EXTRACTED INFORMATION: Begin

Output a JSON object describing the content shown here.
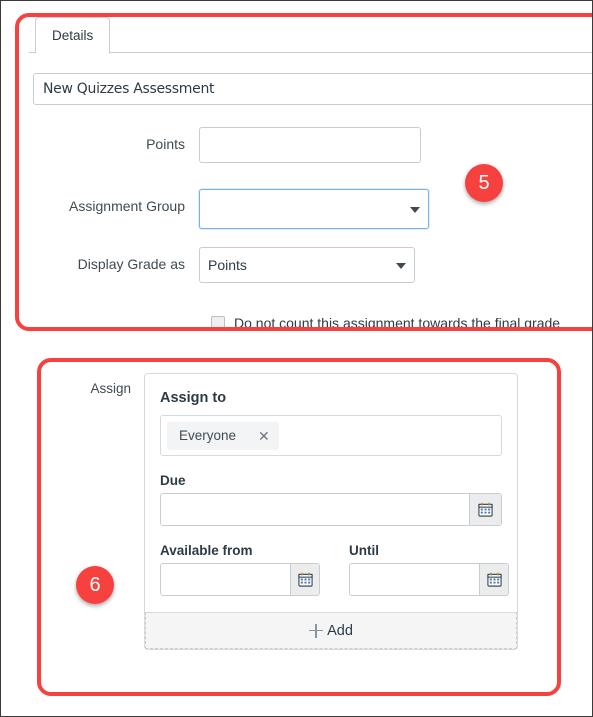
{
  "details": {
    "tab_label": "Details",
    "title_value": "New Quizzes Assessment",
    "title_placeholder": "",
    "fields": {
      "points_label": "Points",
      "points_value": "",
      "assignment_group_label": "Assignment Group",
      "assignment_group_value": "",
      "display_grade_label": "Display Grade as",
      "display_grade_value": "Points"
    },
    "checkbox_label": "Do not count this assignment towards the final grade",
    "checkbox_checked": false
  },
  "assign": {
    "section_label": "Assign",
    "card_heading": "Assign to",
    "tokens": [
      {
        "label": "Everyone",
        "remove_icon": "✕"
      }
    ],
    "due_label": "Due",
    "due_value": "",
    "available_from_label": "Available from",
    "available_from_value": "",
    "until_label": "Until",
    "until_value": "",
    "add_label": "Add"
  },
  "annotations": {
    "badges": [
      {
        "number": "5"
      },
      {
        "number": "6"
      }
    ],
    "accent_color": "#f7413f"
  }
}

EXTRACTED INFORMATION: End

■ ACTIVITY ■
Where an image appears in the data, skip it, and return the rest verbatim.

■ TASK OUTPUT ■
Output a JSON object describing the content shown here.
{
  "details": {
    "tab_label": "Details",
    "title_value": "New Quizzes Assessment",
    "title_placeholder": "",
    "fields": {
      "points_label": "Points",
      "points_value": "",
      "assignment_group_label": "Assignment Group",
      "assignment_group_value": "",
      "display_grade_label": "Display Grade as",
      "display_grade_value": "Points"
    },
    "checkbox_label": "Do not count this assignment towards the final grade",
    "checkbox_checked": false
  },
  "assign": {
    "section_label": "Assign",
    "card_heading": "Assign to",
    "tokens": [
      {
        "label": "Everyone",
        "remove_icon": "✕"
      }
    ],
    "due_label": "Due",
    "due_value": "",
    "available_from_label": "Available from",
    "available_from_value": "",
    "until_label": "Until",
    "until_value": "",
    "add_label": "Add"
  },
  "annotations": {
    "badges": [
      {
        "number": "5"
      },
      {
        "number": "6"
      }
    ],
    "accent_color": "#f7413f"
  }
}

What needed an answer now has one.